LOS ANGELES, Calif.–Two years ago, a team of UCLA geography researchers and students used satellite images and studied the terrain around Osama bin Laden’s last known whereabouts and came up with a theory of where he might be hiding.

As it turned out Sunday, they were pretty close.

The team, led by UCLA geographer Thomas Gillespie, calculated there was an 88.9 percent chance the al-Qaida leader was hiding in an area within 300 kilometers of Tora Bora. Included in that radius was the Pakistani town of Abbottabad, where bin Laden was killed by Navy SEALs Sunday.

Gillespie’s team surmised that bin Laden was likely not hiding out in remote caves, but in a large town. They didn’t specify Abbottabad, but the team suggested that bin Laden might be in a Pakistani border town called Parachinar, about 300 miles west of where he was actually found.

According to the team’s 2009 paper, which was published in the MIT International Review, they concluded that bin Laden might be hiding out in a handful of buildings in the city. The researchers noted that he would likely be in a large compound with high ceilings and tall perimeter walls.

In an interview with Science Insider, a journal of the American Association for the Advancement of Science, Gillespie said the team was working with limited information, since bin Laden’s last known location was about eight years old when the team was doing its work.

“The theory was basically that if you’re going to try and survive, you’re going to a region with a low extinction rate, a large town,” he said. “We hypothesized he wouldn’t be in a small town where people could report on him.”

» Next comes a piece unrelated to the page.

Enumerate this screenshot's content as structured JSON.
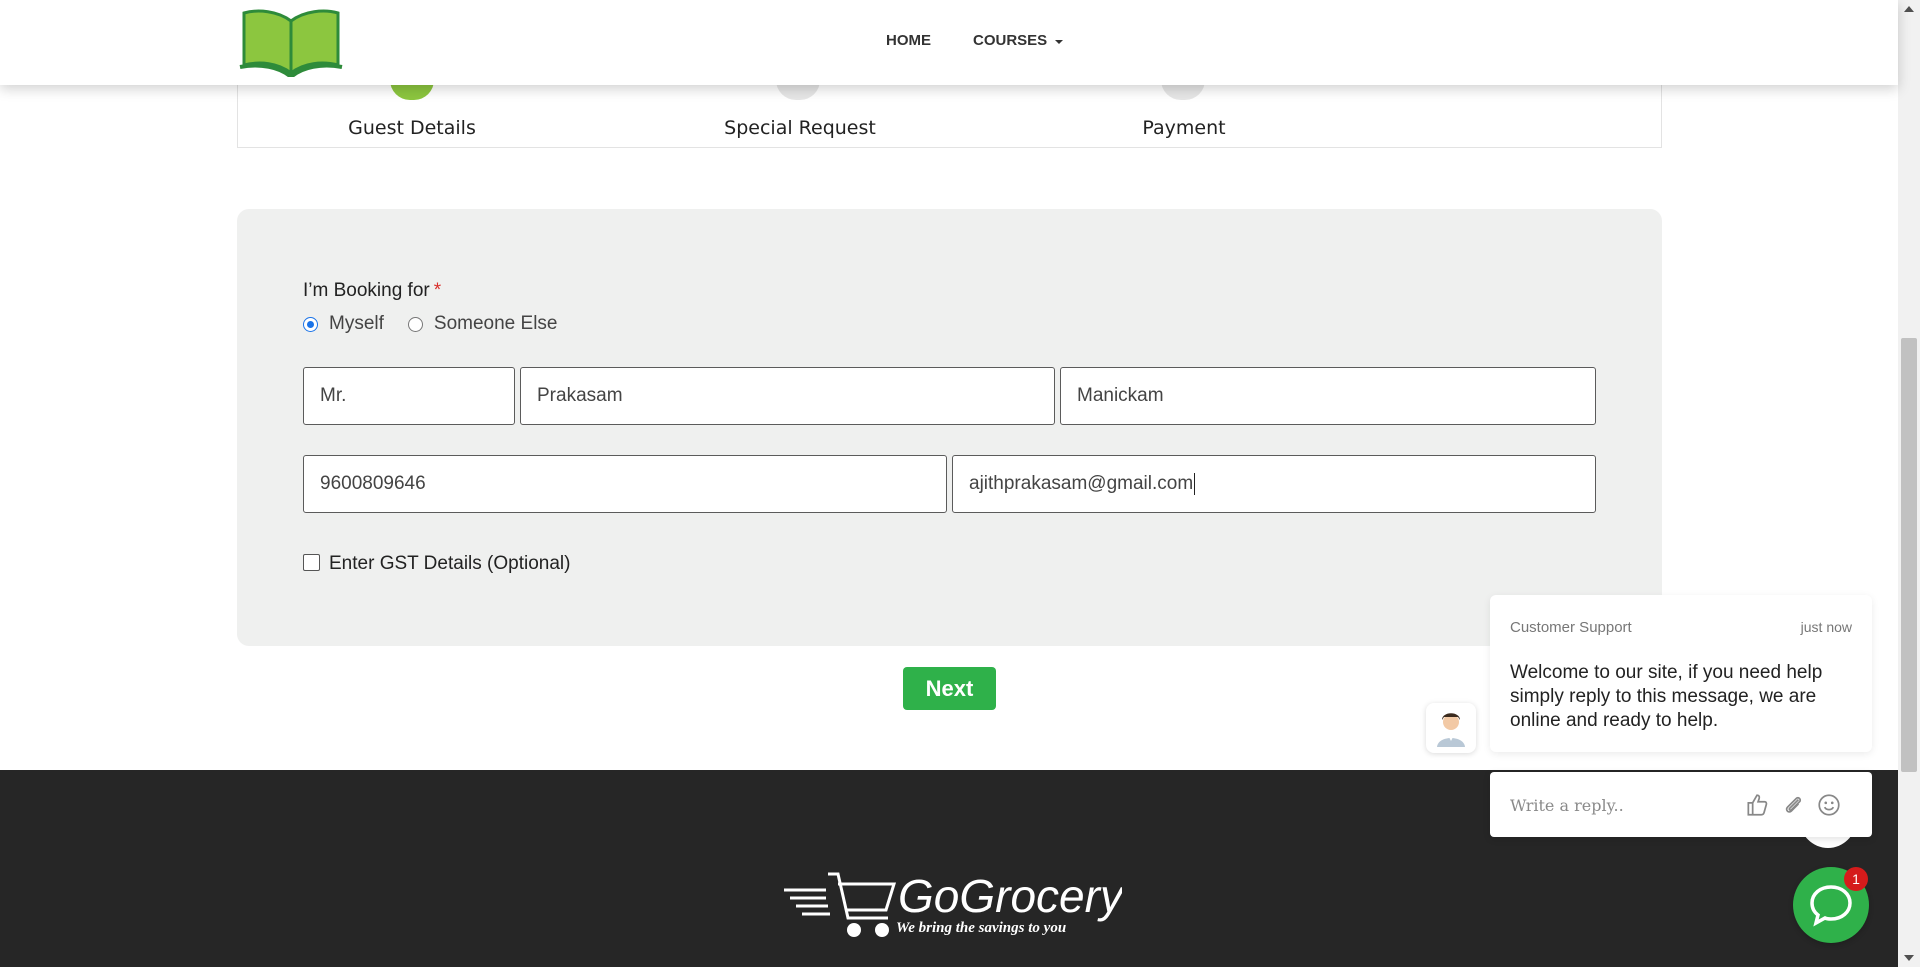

He said he was not convinced that bin Laden would be hiding in a cave, as many had theorized over the years.

“Caves are cold and you can’t see people walking up to them,” he said.